The horizon problem is the problem of determining why the Universe appears statistically homogeneous and isotropic in accordance with the cosmological principle. For example, molecules in a canister of gas are distributed homogeneously and isotropically because they are in thermal equilibrium: gas throughout the canister has had enough time to interact to dissipate inhomogeneities and anisotropies. The situation is quite different in the big bang model without inflation, because gravitational expansion does not give the early universe enough time to equilibrate.

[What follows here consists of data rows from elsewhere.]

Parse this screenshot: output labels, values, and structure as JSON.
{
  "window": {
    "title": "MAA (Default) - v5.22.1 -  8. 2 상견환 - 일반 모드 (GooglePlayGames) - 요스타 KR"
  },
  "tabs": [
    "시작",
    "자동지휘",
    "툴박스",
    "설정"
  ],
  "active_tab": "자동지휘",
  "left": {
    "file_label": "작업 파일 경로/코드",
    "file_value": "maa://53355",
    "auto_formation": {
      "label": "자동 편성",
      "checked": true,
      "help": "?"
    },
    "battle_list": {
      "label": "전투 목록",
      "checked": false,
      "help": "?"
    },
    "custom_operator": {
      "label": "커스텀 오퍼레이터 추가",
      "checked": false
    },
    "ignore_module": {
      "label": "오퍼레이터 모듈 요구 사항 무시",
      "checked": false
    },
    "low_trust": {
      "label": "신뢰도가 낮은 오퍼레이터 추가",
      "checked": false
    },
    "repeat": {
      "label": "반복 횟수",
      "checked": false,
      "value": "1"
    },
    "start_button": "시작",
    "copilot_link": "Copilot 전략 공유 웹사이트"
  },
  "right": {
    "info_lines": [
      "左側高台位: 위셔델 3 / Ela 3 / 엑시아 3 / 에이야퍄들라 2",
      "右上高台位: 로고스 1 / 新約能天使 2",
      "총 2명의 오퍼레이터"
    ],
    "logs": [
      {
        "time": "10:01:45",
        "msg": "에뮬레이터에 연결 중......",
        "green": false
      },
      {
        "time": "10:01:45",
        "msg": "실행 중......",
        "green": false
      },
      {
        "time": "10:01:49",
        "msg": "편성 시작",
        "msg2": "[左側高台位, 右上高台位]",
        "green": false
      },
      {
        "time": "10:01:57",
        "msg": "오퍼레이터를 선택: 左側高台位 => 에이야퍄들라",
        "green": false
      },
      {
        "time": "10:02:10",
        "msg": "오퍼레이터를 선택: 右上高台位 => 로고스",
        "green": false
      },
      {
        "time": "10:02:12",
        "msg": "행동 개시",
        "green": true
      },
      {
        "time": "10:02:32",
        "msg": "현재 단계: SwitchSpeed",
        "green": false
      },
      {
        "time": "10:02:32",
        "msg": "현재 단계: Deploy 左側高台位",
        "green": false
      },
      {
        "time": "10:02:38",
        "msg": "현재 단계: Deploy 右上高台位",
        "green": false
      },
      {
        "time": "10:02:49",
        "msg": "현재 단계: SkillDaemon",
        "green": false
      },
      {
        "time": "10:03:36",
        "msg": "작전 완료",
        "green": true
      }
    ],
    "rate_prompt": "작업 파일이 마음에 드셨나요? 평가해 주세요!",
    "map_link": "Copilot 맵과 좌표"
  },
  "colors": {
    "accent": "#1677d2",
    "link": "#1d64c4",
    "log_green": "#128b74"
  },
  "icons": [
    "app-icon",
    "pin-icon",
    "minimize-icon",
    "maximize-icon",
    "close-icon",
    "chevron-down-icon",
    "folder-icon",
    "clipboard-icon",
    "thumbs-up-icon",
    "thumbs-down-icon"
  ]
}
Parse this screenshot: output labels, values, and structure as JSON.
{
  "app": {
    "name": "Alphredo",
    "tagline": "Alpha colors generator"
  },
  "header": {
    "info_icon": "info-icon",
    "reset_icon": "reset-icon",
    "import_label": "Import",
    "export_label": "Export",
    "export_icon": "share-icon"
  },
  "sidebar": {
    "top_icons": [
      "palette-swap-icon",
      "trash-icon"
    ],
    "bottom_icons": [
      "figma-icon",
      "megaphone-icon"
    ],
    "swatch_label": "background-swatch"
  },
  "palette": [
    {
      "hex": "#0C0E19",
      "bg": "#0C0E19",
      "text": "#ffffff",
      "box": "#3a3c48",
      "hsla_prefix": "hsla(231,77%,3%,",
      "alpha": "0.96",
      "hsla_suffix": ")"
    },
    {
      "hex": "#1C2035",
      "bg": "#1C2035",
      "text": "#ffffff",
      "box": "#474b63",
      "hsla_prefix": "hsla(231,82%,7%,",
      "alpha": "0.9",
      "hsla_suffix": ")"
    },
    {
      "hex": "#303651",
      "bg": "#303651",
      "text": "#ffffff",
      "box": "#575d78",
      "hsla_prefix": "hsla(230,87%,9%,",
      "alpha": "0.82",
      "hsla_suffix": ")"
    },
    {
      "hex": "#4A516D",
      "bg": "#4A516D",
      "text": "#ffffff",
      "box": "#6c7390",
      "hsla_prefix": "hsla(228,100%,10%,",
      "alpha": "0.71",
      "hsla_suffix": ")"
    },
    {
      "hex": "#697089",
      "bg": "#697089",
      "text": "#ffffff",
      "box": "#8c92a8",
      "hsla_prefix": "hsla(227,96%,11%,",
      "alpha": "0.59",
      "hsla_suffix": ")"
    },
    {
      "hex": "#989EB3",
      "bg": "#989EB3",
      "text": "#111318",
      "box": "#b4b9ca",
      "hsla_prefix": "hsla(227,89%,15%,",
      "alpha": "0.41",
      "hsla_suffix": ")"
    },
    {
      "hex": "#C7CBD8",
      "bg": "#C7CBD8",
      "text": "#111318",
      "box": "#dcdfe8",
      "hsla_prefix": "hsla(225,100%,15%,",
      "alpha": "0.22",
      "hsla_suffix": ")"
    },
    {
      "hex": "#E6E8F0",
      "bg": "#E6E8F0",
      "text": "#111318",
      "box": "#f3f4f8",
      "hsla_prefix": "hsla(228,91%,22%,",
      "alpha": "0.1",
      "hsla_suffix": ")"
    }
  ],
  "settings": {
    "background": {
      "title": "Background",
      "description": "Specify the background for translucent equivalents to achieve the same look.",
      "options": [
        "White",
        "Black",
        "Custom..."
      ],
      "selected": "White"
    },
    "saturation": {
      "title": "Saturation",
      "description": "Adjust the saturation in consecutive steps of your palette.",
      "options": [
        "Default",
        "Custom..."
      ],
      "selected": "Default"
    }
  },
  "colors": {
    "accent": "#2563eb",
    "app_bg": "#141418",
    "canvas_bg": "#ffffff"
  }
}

The argument is that the early universe could not have had time to evolve to thermal equilibrium without an inflationary period. But why we are assuming that the early universe needed to evolve into this state in the first place? Why couldn't it have formed already in thermal equilibrium? The quoted argument seems to make unnecessary assumptions. To suggest that the universe needed time to equilibrate is to suggest that it was once - sometime prior to recombination - not in a state of thermal equilibrium, correct? But why would we make such an assumption?
I have had a look at this Why does the homogeneity of the universe require inflation? question and the accepted answer claims:
Creating a universe where the temperatures were random in different parts of space and had an opportunity to come in thermal equilibrium before going out of causal contact (as a result of inflation) is more natural
But I don't agree that this is more 'natural'. To me this logic is totally backwards. A universe with a random temperature distribution is much harder to explain than a uniform one. If you're going to suggest that the early universe contained random energy fluctuations, surely you have to explain why that would be the case? If the entire universe somehow came into being in one great Big Bang, then surely it makes significantly more sense that it would be the same temperature and composition at every point in space? Only developing anisotropies afterwards (probably due to quantum fluctuations).